BEGIN

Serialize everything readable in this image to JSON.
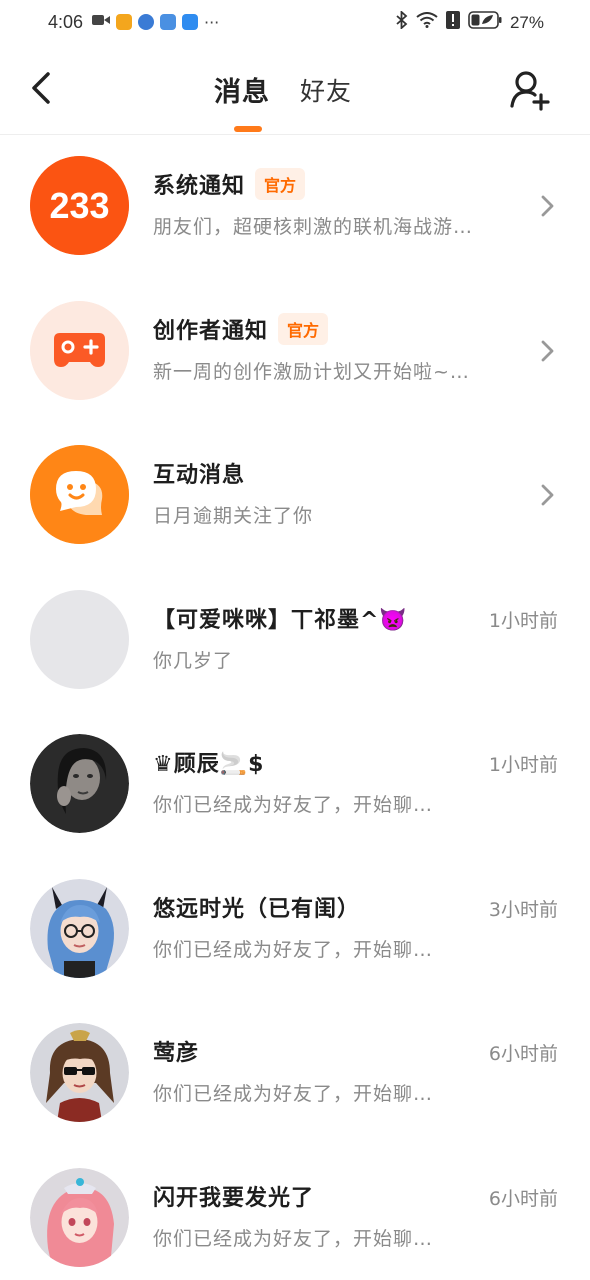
{
  "status_bar": {
    "time": "4:06",
    "left_icons": [
      "video-icon",
      "app-icon",
      "globe-icon",
      "music-icon",
      "cloud-icon",
      "more-dots-icon"
    ],
    "more": "···",
    "right_icons": [
      "bluetooth-icon",
      "wifi-icon",
      "alert-icon",
      "battery-icon"
    ],
    "battery": "27%"
  },
  "header": {
    "tabs": [
      {
        "label": "消息",
        "active": true
      },
      {
        "label": "好友",
        "active": false
      }
    ],
    "accent_color": "#ff7a1a"
  },
  "conversations": [
    {
      "name": "系统通知",
      "badge": "官方",
      "preview": "朋友们，超硬核刺激的联机海战游…",
      "time": "",
      "has_chevron": true,
      "avatar": "233-logo"
    },
    {
      "name": "创作者通知",
      "badge": "官方",
      "preview": "新一周的创作激励计划又开始啦~…",
      "time": "",
      "has_chevron": true,
      "avatar": "gamepad-icon"
    },
    {
      "name": "互动消息",
      "badge": "",
      "preview": "日月逾期关注了你",
      "time": "",
      "has_chevron": true,
      "avatar": "chat-bubble-icon"
    },
    {
      "name": "【可爱咪咪】丅祁墨^👿",
      "badge": "",
      "preview": "你几岁了",
      "time": "1小时前",
      "has_chevron": false,
      "avatar": "blank"
    },
    {
      "name": "♛顾辰🚬$",
      "badge": "",
      "preview": "你们已经成为好友了，开始聊…",
      "time": "1小时前",
      "has_chevron": false,
      "avatar": "photo-dark"
    },
    {
      "name": "悠远时光（已有闺）",
      "badge": "",
      "preview": "你们已经成为好友了，开始聊…",
      "time": "3小时前",
      "has_chevron": false,
      "avatar": "anime-blue-hair"
    },
    {
      "name": "莺彦",
      "badge": "",
      "preview": "你们已经成为好友了，开始聊…",
      "time": "6小时前",
      "has_chevron": false,
      "avatar": "anime-sunglasses"
    },
    {
      "name": "闪开我要发光了",
      "badge": "",
      "preview": "你们已经成为好友了，开始聊…",
      "time": "6小时前",
      "has_chevron": false,
      "avatar": "anime-pink-hair"
    }
  ]
}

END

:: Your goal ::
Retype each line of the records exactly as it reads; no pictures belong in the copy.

:: Solution to this problem ::
Serialize everything readable in this image to JSON.
{
  "status_bar": {
    "time": "4:06",
    "left_icons": [
      "video-icon",
      "app-icon",
      "globe-icon",
      "music-icon",
      "cloud-icon",
      "more-dots-icon"
    ],
    "more": "···",
    "right_icons": [
      "bluetooth-icon",
      "wifi-icon",
      "alert-icon",
      "battery-icon"
    ],
    "battery": "27%"
  },
  "header": {
    "tabs": [
      {
        "label": "消息",
        "active": true
      },
      {
        "label": "好友",
        "active": false
      }
    ],
    "accent_color": "#ff7a1a"
  },
  "conversations": [
    {
      "name": "系统通知",
      "badge": "官方",
      "preview": "朋友们，超硬核刺激的联机海战游…",
      "time": "",
      "has_chevron": true,
      "avatar": "233-logo"
    },
    {
      "name": "创作者通知",
      "badge": "官方",
      "preview": "新一周的创作激励计划又开始啦~…",
      "time": "",
      "has_chevron": true,
      "avatar": "gamepad-icon"
    },
    {
      "name": "互动消息",
      "badge": "",
      "preview": "日月逾期关注了你",
      "time": "",
      "has_chevron": true,
      "avatar": "chat-bubble-icon"
    },
    {
      "name": "【可爱咪咪】丅祁墨^👿",
      "badge": "",
      "preview": "你几岁了",
      "time": "1小时前",
      "has_chevron": false,
      "avatar": "blank"
    },
    {
      "name": "♛顾辰🚬$",
      "badge": "",
      "preview": "你们已经成为好友了，开始聊…",
      "time": "1小时前",
      "has_chevron": false,
      "avatar": "photo-dark"
    },
    {
      "name": "悠远时光（已有闺）",
      "badge": "",
      "preview": "你们已经成为好友了，开始聊…",
      "time": "3小时前",
      "has_chevron": false,
      "avatar": "anime-blue-hair"
    },
    {
      "name": "莺彦",
      "badge": "",
      "preview": "你们已经成为好友了，开始聊…",
      "time": "6小时前",
      "has_chevron": false,
      "avatar": "anime-sunglasses"
    },
    {
      "name": "闪开我要发光了",
      "badge": "",
      "preview": "你们已经成为好友了，开始聊…",
      "time": "6小时前",
      "has_chevron": false,
      "avatar": "anime-pink-hair"
    }
  ]
}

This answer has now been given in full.